[i] Internet – Wikipedia – History of Chicago – Immigration and population in the 19th century.
[ii] City Directory, Chicago, 1916, Page 1747 – Jacob Wilhelm – Via Fold3


Additional Sources

  • 1910 Census, Jacob Wilhelm – Chicago, Cook, IL – ED 1281, Sheet 15A, Line 79. United States Census, 1910, FamilySearch (https://familysearch.org/ark:/61903/1:1:MK8Q-56T : accessed 1 May 2016), Jacob Wilhelm, Chicago Ward 29, Cook, Illinois, United States; citing enumeration district (ED) ED 1281, sheet 15A, NARA microfilm publication T624 (Washington, D.C.: National Archives and Records Administration); FHL microfilm 1,374,288.
  • 1920 Census, Jacob Wilhelm – Chicago, Cook, ED 1677, Sheet 7B, Line 77. “United States Census, 1920,” database with images, FamilySearch (https://familysearch.org/ark:/61903/1:1:MJQY-D31 : accessed 1 May 2016), Jacob Wilhelm, Chicago Ward 27, Cook (Chicago), Illinois, United States; citing sheet 7B,  NARA microfilm publication T625 (Washington D.C.: National Archives and Records Administration); FHL microfilm 1,820,340.
  • 1930 Census (NARA), Ancestry.Com, 1930 Census – Jacob Wilhelm – Chicago, Cook, Illinois. Online publication – Provo, UT, USA: Ancestry.com Operations Inc, 2002.Original data – United States of America, Bureau of the Census. Fifteenth Census.
  • 1940 Census, Ancestry.Com, Jacob Wilhelm – Chicago, Cook, IL – ED 103-2026, Sheet 2B, Line 75.
  • Illinois Certificate of Death – Number 18873, Jacob F. Wilhelm – Image from
  • City Directory (A), Ancestry.Com, Chicago – 1917 – Page 1919 – Jacob F Wilhelm.
  • Illinois Deaths and Stillbirths, 1916-1947, Family Search, Death – Jacob F. Wilhelm – 23 Jun 1943. “Illinois Deaths and Stillbirths, 1916-1947,” database, FamilySearch (https://familysearch.org/ark:/61903/1:1:NQPK-RR8 : accessed 1 May 2016), Jacob F. Wilhelm, 23 Jun 1943; Public Board of Health, Archives, Springfield; FHL microfilm 1,953,885.
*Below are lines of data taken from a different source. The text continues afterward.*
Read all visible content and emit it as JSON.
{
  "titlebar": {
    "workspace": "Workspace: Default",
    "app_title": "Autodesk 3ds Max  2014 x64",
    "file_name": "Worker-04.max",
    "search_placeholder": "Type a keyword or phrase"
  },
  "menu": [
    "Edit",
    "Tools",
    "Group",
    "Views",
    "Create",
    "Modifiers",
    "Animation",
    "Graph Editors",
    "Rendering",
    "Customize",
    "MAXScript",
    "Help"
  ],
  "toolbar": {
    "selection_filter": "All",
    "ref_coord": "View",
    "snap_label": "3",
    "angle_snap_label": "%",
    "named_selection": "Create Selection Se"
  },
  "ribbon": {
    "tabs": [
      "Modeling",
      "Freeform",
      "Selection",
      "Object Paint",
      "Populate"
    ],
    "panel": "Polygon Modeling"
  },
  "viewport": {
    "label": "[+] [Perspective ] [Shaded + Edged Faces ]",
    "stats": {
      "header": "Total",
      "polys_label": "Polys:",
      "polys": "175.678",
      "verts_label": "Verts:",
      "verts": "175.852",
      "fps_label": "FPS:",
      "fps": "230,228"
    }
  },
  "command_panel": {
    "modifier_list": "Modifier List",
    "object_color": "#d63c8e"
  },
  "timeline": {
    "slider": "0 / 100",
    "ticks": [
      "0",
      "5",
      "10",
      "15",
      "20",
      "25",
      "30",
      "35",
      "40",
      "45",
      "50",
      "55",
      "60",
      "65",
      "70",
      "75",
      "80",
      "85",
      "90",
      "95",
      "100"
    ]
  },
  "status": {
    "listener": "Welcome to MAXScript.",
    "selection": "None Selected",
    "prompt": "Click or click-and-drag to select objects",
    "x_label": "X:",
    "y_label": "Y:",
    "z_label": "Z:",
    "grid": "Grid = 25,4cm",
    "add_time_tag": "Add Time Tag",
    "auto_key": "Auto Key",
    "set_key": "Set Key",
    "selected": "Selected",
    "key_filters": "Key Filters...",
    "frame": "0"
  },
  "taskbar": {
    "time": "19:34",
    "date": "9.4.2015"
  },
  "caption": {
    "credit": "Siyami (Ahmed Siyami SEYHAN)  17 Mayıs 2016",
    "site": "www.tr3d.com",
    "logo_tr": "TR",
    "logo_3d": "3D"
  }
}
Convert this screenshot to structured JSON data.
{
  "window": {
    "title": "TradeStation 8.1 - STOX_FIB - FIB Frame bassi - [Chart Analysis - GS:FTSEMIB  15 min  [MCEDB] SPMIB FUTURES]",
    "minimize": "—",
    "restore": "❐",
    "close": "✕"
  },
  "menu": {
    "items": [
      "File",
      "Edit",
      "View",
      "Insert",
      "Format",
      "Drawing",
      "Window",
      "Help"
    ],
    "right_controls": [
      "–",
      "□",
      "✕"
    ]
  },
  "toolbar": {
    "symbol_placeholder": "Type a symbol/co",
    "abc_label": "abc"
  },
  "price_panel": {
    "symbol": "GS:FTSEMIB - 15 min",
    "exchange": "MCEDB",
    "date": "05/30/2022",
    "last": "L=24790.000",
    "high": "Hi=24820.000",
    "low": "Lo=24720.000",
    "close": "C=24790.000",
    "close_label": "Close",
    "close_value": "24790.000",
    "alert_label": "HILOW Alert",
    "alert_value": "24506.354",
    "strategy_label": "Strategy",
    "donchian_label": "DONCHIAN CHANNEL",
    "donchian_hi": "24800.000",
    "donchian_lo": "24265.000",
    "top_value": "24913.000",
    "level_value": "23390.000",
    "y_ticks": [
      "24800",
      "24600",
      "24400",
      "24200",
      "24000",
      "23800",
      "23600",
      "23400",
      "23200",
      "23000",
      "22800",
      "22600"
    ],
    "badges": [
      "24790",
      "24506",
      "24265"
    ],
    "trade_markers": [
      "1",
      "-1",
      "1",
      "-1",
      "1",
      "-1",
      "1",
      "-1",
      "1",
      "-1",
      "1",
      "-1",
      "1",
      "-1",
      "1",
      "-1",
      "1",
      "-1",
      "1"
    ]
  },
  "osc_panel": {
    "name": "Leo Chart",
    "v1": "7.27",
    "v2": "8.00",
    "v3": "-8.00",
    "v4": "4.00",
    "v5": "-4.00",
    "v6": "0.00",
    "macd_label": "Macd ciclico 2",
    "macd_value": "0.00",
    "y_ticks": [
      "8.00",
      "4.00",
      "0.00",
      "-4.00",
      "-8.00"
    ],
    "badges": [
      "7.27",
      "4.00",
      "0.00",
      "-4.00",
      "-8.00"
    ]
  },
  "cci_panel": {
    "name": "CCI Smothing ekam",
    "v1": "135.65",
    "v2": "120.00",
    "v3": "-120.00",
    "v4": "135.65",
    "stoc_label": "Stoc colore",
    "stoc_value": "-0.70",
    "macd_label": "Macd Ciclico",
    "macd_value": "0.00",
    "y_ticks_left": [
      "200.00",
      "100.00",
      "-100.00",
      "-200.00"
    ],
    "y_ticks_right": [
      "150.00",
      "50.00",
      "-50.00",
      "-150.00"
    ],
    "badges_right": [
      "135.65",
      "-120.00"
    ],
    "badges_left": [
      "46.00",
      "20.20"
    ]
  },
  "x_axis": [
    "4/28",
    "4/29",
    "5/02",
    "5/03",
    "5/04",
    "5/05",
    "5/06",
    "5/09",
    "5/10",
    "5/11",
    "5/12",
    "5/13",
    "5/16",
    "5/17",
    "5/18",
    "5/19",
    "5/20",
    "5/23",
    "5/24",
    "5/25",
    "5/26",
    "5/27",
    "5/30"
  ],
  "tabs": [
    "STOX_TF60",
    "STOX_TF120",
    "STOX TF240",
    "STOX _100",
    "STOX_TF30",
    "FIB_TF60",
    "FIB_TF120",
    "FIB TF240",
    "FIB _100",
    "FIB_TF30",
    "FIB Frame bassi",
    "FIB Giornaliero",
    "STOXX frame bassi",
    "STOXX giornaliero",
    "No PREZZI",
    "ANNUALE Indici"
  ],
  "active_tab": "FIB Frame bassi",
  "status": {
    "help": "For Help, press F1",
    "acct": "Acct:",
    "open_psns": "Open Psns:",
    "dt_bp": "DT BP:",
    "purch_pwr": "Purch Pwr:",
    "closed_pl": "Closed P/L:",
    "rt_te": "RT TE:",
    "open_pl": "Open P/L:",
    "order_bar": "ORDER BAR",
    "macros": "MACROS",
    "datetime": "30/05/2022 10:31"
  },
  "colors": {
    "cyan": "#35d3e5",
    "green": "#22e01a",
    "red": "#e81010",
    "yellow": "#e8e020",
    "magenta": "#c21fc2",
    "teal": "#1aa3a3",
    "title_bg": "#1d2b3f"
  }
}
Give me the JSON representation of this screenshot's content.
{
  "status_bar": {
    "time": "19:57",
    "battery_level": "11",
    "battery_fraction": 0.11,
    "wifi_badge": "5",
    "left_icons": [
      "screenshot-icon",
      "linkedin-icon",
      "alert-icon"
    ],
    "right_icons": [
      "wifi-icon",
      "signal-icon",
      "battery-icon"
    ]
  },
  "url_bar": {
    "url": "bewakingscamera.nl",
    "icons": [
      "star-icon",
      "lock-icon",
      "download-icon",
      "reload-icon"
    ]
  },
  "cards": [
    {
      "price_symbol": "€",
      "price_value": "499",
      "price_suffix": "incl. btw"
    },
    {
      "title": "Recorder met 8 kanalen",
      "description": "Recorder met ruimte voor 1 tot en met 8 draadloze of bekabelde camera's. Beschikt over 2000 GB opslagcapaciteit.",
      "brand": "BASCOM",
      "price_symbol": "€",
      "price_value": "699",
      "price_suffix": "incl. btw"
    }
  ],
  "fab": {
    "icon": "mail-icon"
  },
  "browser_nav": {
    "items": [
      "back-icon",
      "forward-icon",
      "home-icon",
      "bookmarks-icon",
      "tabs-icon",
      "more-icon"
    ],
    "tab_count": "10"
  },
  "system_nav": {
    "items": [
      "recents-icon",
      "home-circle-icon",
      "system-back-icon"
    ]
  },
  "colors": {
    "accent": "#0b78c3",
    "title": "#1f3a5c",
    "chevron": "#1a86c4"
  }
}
  • Illinois, Cook County Marriages, 1871-1920, Family Search, Jacob Wilhelm & Louise Lenz – 18 Mar 1903. “Illinois, Cook County Marriages, 1871-1920,” database, FamilySearch (https://familysearch.org/ark:/61903/1:1:N7DW-2WB : accessed 1 May 2016), Jacob Wilhelm and Louise Lenz, 18 Mar 1903; citing Chicago, Cook, Illinois, 362375, Cook County Courthouse, Chicago; FHL microfilm 1,030,349.
  • U.S., World War I Draft Registration Cards, 1917-1918,Ancestry.Com, Jacob Fredrick Wilhelm. Registration State: Illinois; Registration County: Cook; Roll: 1613896; Draft Board: 64.